And bringing back the charm of Gardhab Das and the nostalgia associated with him is Jayanto with his newest creation for Pratham Books: Gadbad Das, son of Gardhabh, a millennial of sorts, but unfortunately for him, musical talent is still not in his genes. Gadbad lives in small town India. Like his pa, Gadbad is a terrible singer too. Everybody knows this, except him! Gadbad does various odd jobs to survive and solves his problems musically mostly. Like in his debut book — No Water for you, where Gadbad has to fix a puncture in his cycle shop, but he has run out of water. Off goes Gadbad to find some water, but it’s not as easy as you’d think.
Gadbad’s creator Jayanto, who has, post Target, done stints at India Today, Times of India, and Hindustan Times as a cartoonist, tells us why he decided to resurrect Gardhab Das into our lives again with his mini-me: Gadbad, reminisces about Target days and creating an iconic cartoon character.
What was the original inspiration for the Gardabh Das comic strip that ran in Target from 1980s to early 90s?
To do that I will have to go back to that era. This was the late 1980s and the editor of Target was Rosalind Wilson, a British lady. She wanted an Indian cartoon strip to be created as a double spread in the magazine and Neelabh and I met with her to discuss the possibility of creating a comic strip once in three months. Her brief to us was very clear, “It should be about your life [ we were from Lucknow], the comic strip needs to have a small town feel to it. We thought about it and decided that unlike every other comic strip that had superheroes, our hero basically would be a loser. He would be terrible at singing and unemployed and that kind of gave us that a fertile space to create really funny situations that protagonist Gardhab Das keeps getting into.
What was the appeal of Gardhab Das during his time?
Gardhab had to be an everyday character, and relatable to kids, their parents and grown ups as well. What was to be a three-monthly comic strip (featured as a double spread) soon became a monthly affair thanks to its immense popularity. In fact Gardhab became so popular that the comic strip became part of Target’s popular yearly diary, made it to annual issues and even got its own digest. There was a point in time when Gardhab was going to be killed off because its illustrator Neelab (Jayanto claims his brother was much better at creating Gardhab than him) had decided to move on, but the then editor Vijaya Ghosh insisted that Jayanto continue with the comic strip and it had another successful run for the next few years until the magazine shuttered.
What inspired you to create Garbad Das for Pratham Books? How is Gadbad similar or different from the legendary Gardabh Das?

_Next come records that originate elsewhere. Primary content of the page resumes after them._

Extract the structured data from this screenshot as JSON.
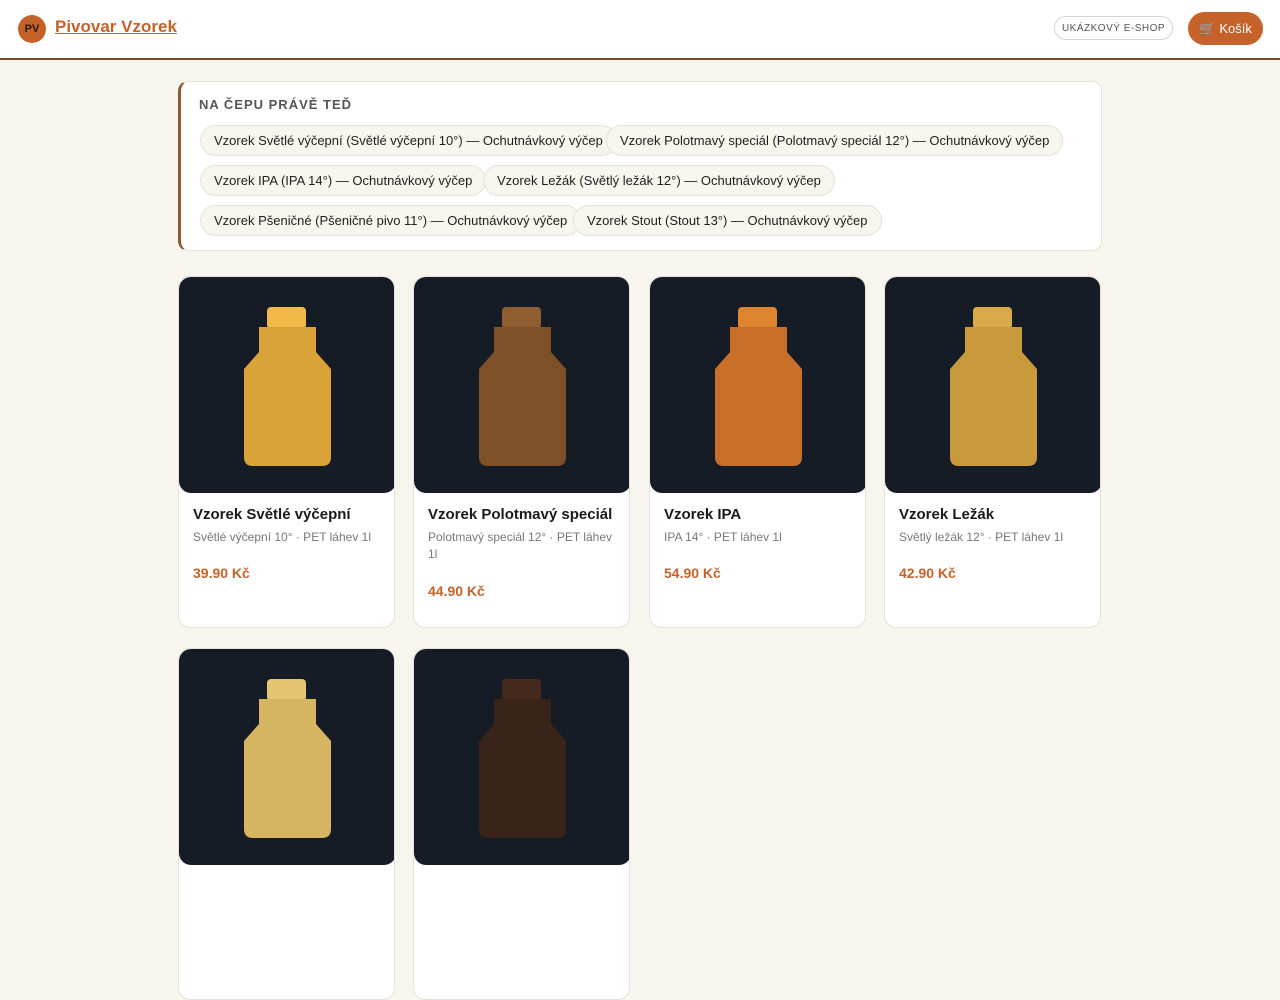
{
  "header": {
    "logo_initials": "PV",
    "brand": "Pivovar Vzorek",
    "badge": "UKÁZKOVÝ E-SHOP",
    "cart_icon": "🛒",
    "cart_label": "Košík"
  },
  "on_tap": {
    "title": "NA ČEPU PRÁVĚ TEĎ",
    "chips": [
      "Vzorek Světlé výčepní (Světlé výčepní 10°) — Ochutnávkový výčep",
      "Vzorek Polotmavý speciál (Polotmavý speciál 12°) — Ochutnávkový výčep",
      "Vzorek IPA (IPA 14°) — Ochutnávkový výčep",
      "Vzorek Ležák (Světlý ležák 12°) — Ochutnávkový výčep",
      "Vzorek Pšeničné (Pšeničné pivo 11°) — Ochutnávkový výčep",
      "Vzorek Stout (Stout 13°) — Ochutnávkový výčep"
    ]
  },
  "products": [
    {
      "name": "Vzorek Světlé výčepní",
      "desc": "Světlé výčepní 10° · PET láhev 1l",
      "price": "39.90 Kč",
      "body_color": "#d9a33a",
      "cap_color": "#f0b948",
      "icon": "bottle-icon"
    },
    {
      "name": "Vzorek Polotmavý speciál",
      "desc": "Polotmavý speciál 12° · PET láhev 1l",
      "price": "44.90 Kč",
      "body_color": "#7d5028",
      "cap_color": "#8e5d30",
      "icon": "bottle-icon"
    },
    {
      "name": "Vzorek IPA",
      "desc": "IPA 14° · PET láhev 1l",
      "price": "54.90 Kč",
      "body_color": "#c8702a",
      "cap_color": "#de8530",
      "icon": "bottle-icon"
    },
    {
      "name": "Vzorek Ležák",
      "desc": "Světlý ležák 12° · PET láhev 1l",
      "price": "42.90 Kč",
      "body_color": "#c89a3c",
      "cap_color": "#d8ab48",
      "icon": "bottle-icon"
    },
    {
      "name": "",
      "desc": "",
      "price": "",
      "body_color": "#d6b562",
      "cap_color": "#e6c572",
      "icon": "bottle-icon"
    },
    {
      "name": "",
      "desc": "",
      "price": "",
      "body_color": "#3a2318",
      "cap_color": "#45291c",
      "icon": "bottle-icon"
    }
  ]
}
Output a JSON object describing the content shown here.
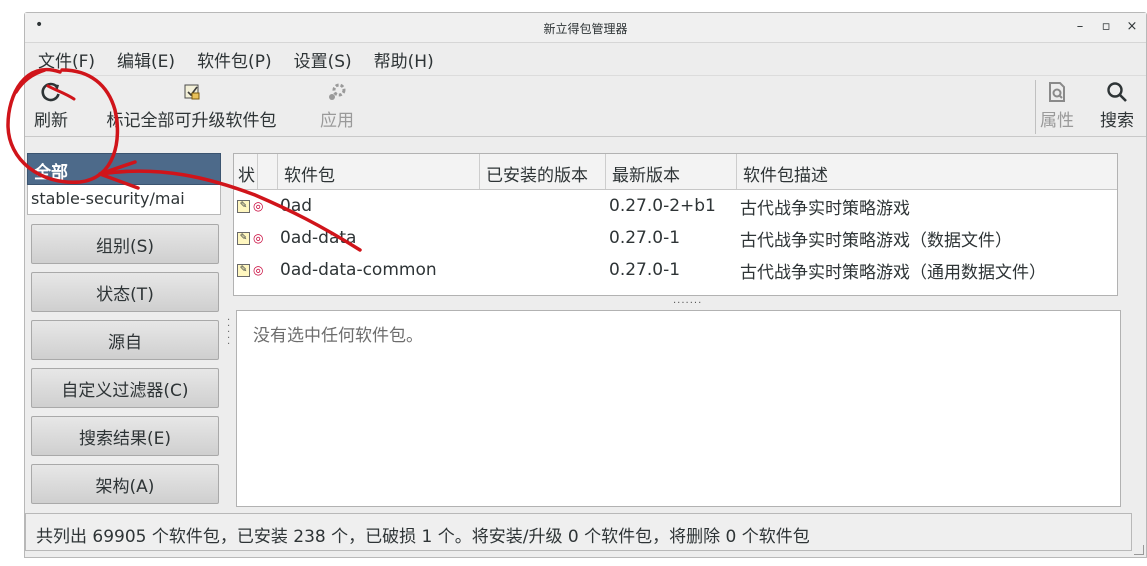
{
  "window": {
    "title": "新立得包管理器",
    "controls": [
      "minimize-icon",
      "maximize-icon",
      "close-icon"
    ]
  },
  "menubar": {
    "items": [
      "文件(F)",
      "编辑(E)",
      "软件包(P)",
      "设置(S)",
      "帮助(H)"
    ]
  },
  "toolbar": {
    "reload_label": "刷新",
    "mark_all_label": "标记全部可升级软件包",
    "apply_label": "应用",
    "properties_label": "属性",
    "search_label": "搜索"
  },
  "filters": {
    "selected": "全部",
    "repo": "stable-security/mai"
  },
  "left_buttons": [
    "组别(S)",
    "状态(T)",
    "源自",
    "自定义过滤器(C)",
    "搜索结果(E)",
    "架构(A)"
  ],
  "table": {
    "columns": [
      "状",
      "软件包",
      "已安装的版本",
      "最新版本",
      "软件包描述"
    ],
    "rows": [
      {
        "name": "0ad",
        "installed": "",
        "latest": "0.27.0-2+b1",
        "description": "古代战争实时策略游戏"
      },
      {
        "name": "0ad-data",
        "installed": "",
        "latest": "0.27.0-1",
        "description": "古代战争实时策略游戏（数据文件）"
      },
      {
        "name": "0ad-data-common",
        "installed": "",
        "latest": "0.27.0-1",
        "description": "古代战争实时策略游戏（通用数据文件）"
      }
    ]
  },
  "description_panel": {
    "text": "没有选中任何软件包。"
  },
  "statusbar": {
    "text": "共列出 69905 个软件包，已安装 238 个，已破损 1 个。将安装/升级 0 个软件包，将删除 0 个软件包"
  },
  "colors": {
    "selected_filter_bg": "#4d6a8a",
    "annotation": "#d0141a"
  }
}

Initially while discussing with the Pratham Books editorial team we wondered whether we should bring back the original Gardabh Das for the book. But we realised that Gardabh belonged to another era and we wanted to contemporise the character even though father and son have the same talents. Hence we decided to introduce Gadbad Das, son of Gardabh Das, a character who was born after the year 2000. Even though Gadbad might be contemporary, the look and feel of the character and the setting are more small town than metros. A hand pump, a very rare site in big cities is still prevalent in small town India. But water and water shortage is a common problem that plagues the entire country.
Jayanto hopes that Gadbad Das can become a series and become as popular as his illustrious father. Characters such as RK Laxman’s Common Man and the Amul Girl have grown on us, and are still going strong, so why not Gadbad Das, says Jayanto.